Virgin Atlantic recently announced that it is changing its dress code, so that for female employees, makeup will no longer be mandatory and trousers will be issued automatically.

Dress-code rules which apply solely to female members of staff seem somewhat outdated in 2019. This is especially true of those rules which are stereotypically associated with females, such as compulsory makeup or high heeled shoes.

However, such rules are still common place in many longer-established airlines. While the move by Virgin may simply reflect its desire to be seen as a more progressive company – we consider whether a uniform policy which has different rules for women and men can be legal regardless of whether it seems fair or not.

Gender specific dress codes in the workplace

Many employers have some sort of dress code, whether it is stated in the contract or has become accepted by practice. The current general legal position is that a dress code policy can be gender specific as long as it is applied in an even-handed and non-discriminatory way. Accordingly, for discrimination to be established, it is not necessary to show that genders are treated differently, but that the treatment afforded to one gender is less favorable than the treatment accorded to the other. The courts have described at some length that asking men to wear makeup could therefore be discriminatory as it would require them to act in a way seen as ‘unconventional’. In other words, there can be a requirement for all members of staff to present a ‘smart’ image, and if this means that women must wear makeup, then the stance of the law is that this is not discrimination, because women wearing makeup doesn’t go against ‘the norm.’

Obviously where there are gender specific dress code requirements there is always a risk of discrimination as each legal decision is determined on its own set of facts.

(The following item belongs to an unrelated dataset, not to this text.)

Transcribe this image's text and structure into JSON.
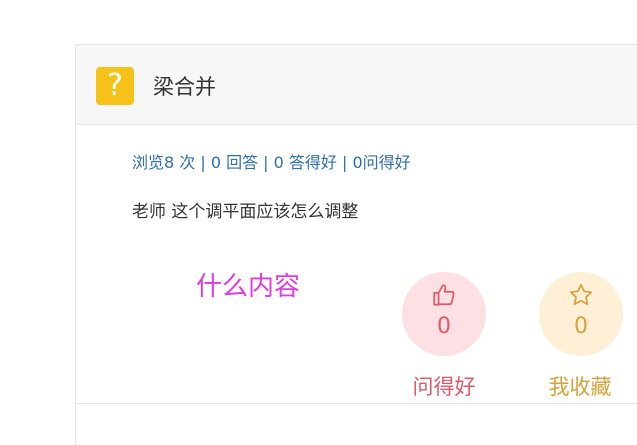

What this means in practice

What the law states and how a company may wish to present itself to its staff or the public, are growing increasingly different in this area. Arguably, societal attitudes have come a long way over even the last few years. Virgin Atlantic’s decision is a perfect example of this. While compulsory makeup for women may not (yet) be discriminatory in the eyes of the law, as a business, it may be increasingly difficult to argue that mandatory makeup for women is a requirement of a ‘professional’ image. Indeed, while Virgin Atlantic has drummed up some positive publicity with the relaxation of its dress-code, the opposite could be a real possibility for a company wishing to make its dress-code more gender specific or continue with its existing requirements for skirts, high heels and make up.

We are sure that other companies will follow Virgin Atlantic’s decision. We are also sure that it won’t be long before there’s a high profile legal case brought by an employee who feels discriminated against due his/her employer’s gender specific dress code.


For more information, please contact our Employment team on 0161 926 9969